Task item:
With the pictures omitted, write out the entries that follow exactly as they stand.

Saved entries:
..............................
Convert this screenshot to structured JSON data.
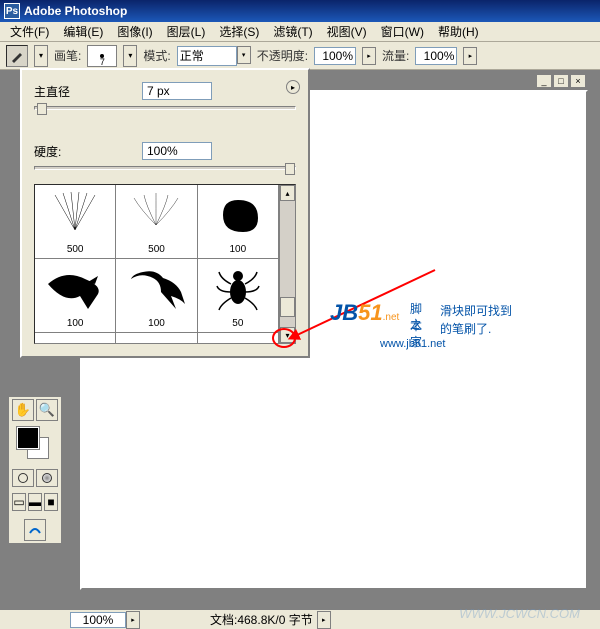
{
  "titlebar": {
    "app_name": "Adobe Photoshop"
  },
  "menu": {
    "file": "文件(F)",
    "edit": "编辑(E)",
    "image": "图像(I)",
    "layer": "图层(L)",
    "select": "选择(S)",
    "filter": "滤镜(T)",
    "view": "视图(V)",
    "window": "窗口(W)",
    "help": "帮助(H)"
  },
  "options": {
    "brush_label": "画笔:",
    "brush_size": "7",
    "mode_label": "模式:",
    "mode_value": "正常",
    "opacity_label": "不透明度:",
    "opacity_value": "100%",
    "flow_label": "流量:",
    "flow_value": "100%"
  },
  "brush_panel": {
    "diameter_label": "主直径",
    "diameter_value": "7 px",
    "hardness_label": "硬度:",
    "hardness_value": "100%",
    "brushes": [
      {
        "size": "500"
      },
      {
        "size": "500"
      },
      {
        "size": "100"
      },
      {
        "size": "100"
      },
      {
        "size": "100"
      },
      {
        "size": "50"
      },
      {
        "size": ""
      },
      {
        "size": ""
      },
      {
        "size": ""
      }
    ]
  },
  "status": {
    "zoom": "100%",
    "docinfo": "文档:468.8K/0 字节"
  },
  "annotation": {
    "logo_jb": "JB",
    "logo_51": "51",
    "logo_sub": "脚本",
    "line1": "滑块即可找到",
    "line2": "的笔刷了.",
    "url": "www.jb51.net",
    "dot_net": ".net",
    "zhijia": "之家"
  },
  "watermark": "WWW.JCWCN.COM"
}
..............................
Result for this task:
Convert this screenshot to structured JSON data.
{
  "titlebar": {
    "app_name": "Adobe Photoshop"
  },
  "menu": {
    "file": "文件(F)",
    "edit": "编辑(E)",
    "image": "图像(I)",
    "layer": "图层(L)",
    "select": "选择(S)",
    "filter": "滤镜(T)",
    "view": "视图(V)",
    "window": "窗口(W)",
    "help": "帮助(H)"
  },
  "options": {
    "brush_label": "画笔:",
    "brush_size": "7",
    "mode_label": "模式:",
    "mode_value": "正常",
    "opacity_label": "不透明度:",
    "opacity_value": "100%",
    "flow_label": "流量:",
    "flow_value": "100%"
  },
  "brush_panel": {
    "diameter_label": "主直径",
    "diameter_value": "7 px",
    "hardness_label": "硬度:",
    "hardness_value": "100%",
    "brushes": [
      {
        "size": "500"
      },
      {
        "size": "500"
      },
      {
        "size": "100"
      },
      {
        "size": "100"
      },
      {
        "size": "100"
      },
      {
        "size": "50"
      },
      {
        "size": ""
      },
      {
        "size": ""
      },
      {
        "size": ""
      }
    ]
  },
  "status": {
    "zoom": "100%",
    "docinfo": "文档:468.8K/0 字节"
  },
  "annotation": {
    "logo_jb": "JB",
    "logo_51": "51",
    "logo_sub": "脚本",
    "line1": "滑块即可找到",
    "line2": "的笔刷了.",
    "url": "www.jb51.net",
    "dot_net": ".net",
    "zhijia": "之家"
  },
  "watermark": "WWW.JCWCN.COM"
}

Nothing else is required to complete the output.